Patients treated with simultaneous topographyguided PRK with CXL showed a rapid and signifi cant improvement in UCVA and BSCVA. Topographic evaluation of these patients showed marked improvement of irregularity. Even with relatively small correction due to the thickness limitations, patients may benefi t.
Simultaneous PRK followed by CXL seems to be a promising treatment. Performing this technique with careful observance of safety aspects may offer patients with keratoconus the opportunity to gain functional vision, avoid complications of long-term contact lens use, and also reduce the need for corneal transplantation.
Study concept and design (G.D.K., G. Kontadakis, S.Y., I.G.P.); data collection (D.M.P., A.E.K., M.M.); interpretation and analysis of data (G. Kounis); drafting of the manuscript (G.D.K., G. Kontadakis, G. Kounis, D.M.P., A.E.K., M.M.); critical revision of the manuscript (S.Y., I.G.P.); statistical expertise (G. Kontadakis, G. Kounis); supervision (I.G.P.)
1. Kymionis GD, Siganos CS, Tsiklis NS, Anastasakis A, Yoo SH, Pallikaris AI, Astyrakakis N, Pallikaris IG. Long-term follow-up of Intacs in keratoconus. Am J Ophthalmol. 2007;143:236-244.
2. Coskunseven E, Kymionis GD, Tsiklis NS, Atun S, Arslan E, Jankov MR, Pallikaris IG. One-year results of intrastromal corneal ring segment implantation (KeraRing) using femtosecond laser in patients with keratoconus. Am J Ophthalmol. 2008;145:775-779.
3. Wollensak G, Spoerl E, Seiler T. Ribofl avin/ultraviolet-a-induced collagen crosslinking for the treatment of keratoconus. Am J Ophthalmol. 2003;135:620-627.
4. Wollensak G, Spoerl E, Seiler T. Stress–strain measurements of human and porcine corneas after ribofl avin-ultraviolet-A-induced cross-linking. J Cataract Refract Surg. 2003;29:1780-1785.
5. Raiskup-Wolf F, Hoyer A, Spoerl E, Pillunat LE. Collagen crosslinking with ribofl avin and ultraviolet-A light in keratoconus: long-term results. J Cataract Refract Surg. 2008;34:796-801.
6. Alpins N, Stamatelatos G. Customized photoastigmatic refractive keratectomy using combined topographic and refractive data for myopia and astigmatism in eyes with forme fruste and mild keratoconus. J Cataract Refract Surg. 2007;33:591-602.
7. Koller T, Iseli HP, Donitzky C, Ing D, Papadopoulos N, Seiler T. Topography-guided surface ablation for forme fruste keratoconus. Ophthalmology. 2006;113:2198-2202.

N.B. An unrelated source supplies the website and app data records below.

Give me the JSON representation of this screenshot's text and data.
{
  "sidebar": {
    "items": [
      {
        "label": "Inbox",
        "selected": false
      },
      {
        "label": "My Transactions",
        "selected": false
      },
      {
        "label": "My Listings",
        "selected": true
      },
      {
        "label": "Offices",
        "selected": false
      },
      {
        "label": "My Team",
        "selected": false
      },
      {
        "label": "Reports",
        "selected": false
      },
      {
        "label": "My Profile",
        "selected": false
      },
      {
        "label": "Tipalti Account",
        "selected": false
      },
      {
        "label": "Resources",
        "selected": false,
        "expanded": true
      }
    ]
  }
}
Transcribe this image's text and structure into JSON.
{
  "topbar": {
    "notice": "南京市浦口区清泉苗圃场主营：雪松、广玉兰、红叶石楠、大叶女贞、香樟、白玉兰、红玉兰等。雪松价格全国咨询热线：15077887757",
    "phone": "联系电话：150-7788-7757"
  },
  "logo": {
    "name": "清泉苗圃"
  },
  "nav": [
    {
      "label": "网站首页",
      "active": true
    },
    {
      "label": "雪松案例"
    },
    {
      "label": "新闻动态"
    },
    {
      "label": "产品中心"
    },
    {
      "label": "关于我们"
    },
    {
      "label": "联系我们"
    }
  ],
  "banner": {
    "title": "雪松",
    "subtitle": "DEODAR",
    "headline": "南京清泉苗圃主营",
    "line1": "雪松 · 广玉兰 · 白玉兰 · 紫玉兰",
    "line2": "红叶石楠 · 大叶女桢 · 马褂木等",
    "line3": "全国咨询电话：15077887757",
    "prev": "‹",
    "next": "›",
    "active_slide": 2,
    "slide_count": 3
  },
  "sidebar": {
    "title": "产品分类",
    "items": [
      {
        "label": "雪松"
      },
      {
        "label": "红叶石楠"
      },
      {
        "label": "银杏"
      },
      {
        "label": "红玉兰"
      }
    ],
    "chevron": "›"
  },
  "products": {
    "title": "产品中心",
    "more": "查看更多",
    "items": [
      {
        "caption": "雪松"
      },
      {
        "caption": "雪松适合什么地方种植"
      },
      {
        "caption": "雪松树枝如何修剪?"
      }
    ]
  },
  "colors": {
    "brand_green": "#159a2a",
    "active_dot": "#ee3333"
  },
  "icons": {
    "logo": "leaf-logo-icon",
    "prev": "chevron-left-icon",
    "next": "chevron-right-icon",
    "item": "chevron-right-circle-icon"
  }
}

8. Cennamo G, Intravaja A, Boccuzzi D, Marotta G, Cennamo G. Treatment of keratoconus by topography-guided customized photorefractive keratectomy: two-year follow-up study. J Refract Surg. 2008;24:145-149.
9. Kanellopoulos AJ, Binder PS. Collagen cross-linking (CCL) with sequential topography-guided PRK: a temporizing alternative for keratoconus to penetrating keratoplasty. Cornea. 2007;26:891-895.
10. Wollensak G. Crosslinking treatment of progressive keratoconus: new hope. Curr Opin Ophthalmol. 2006;17:356-360. 11. Spoerl E, Huhle M, Seiler T. Induction of cross-links in corneal tissue. Exp Eye Res. 1998;66:97-103.
12. Kymionis GD, Diakonis VF, Kalyvianaki M, Portaliou D, Siganos C, Kozobolis VP, Pallikaris AI. One-year follow-up of corneal confocal microscopy after corneal cross-linking in patients with post laser in situ keratomileusis ectasia and keratoconus. Am J Ophthalmol. 2009;147:774-778.e1. 0 μm).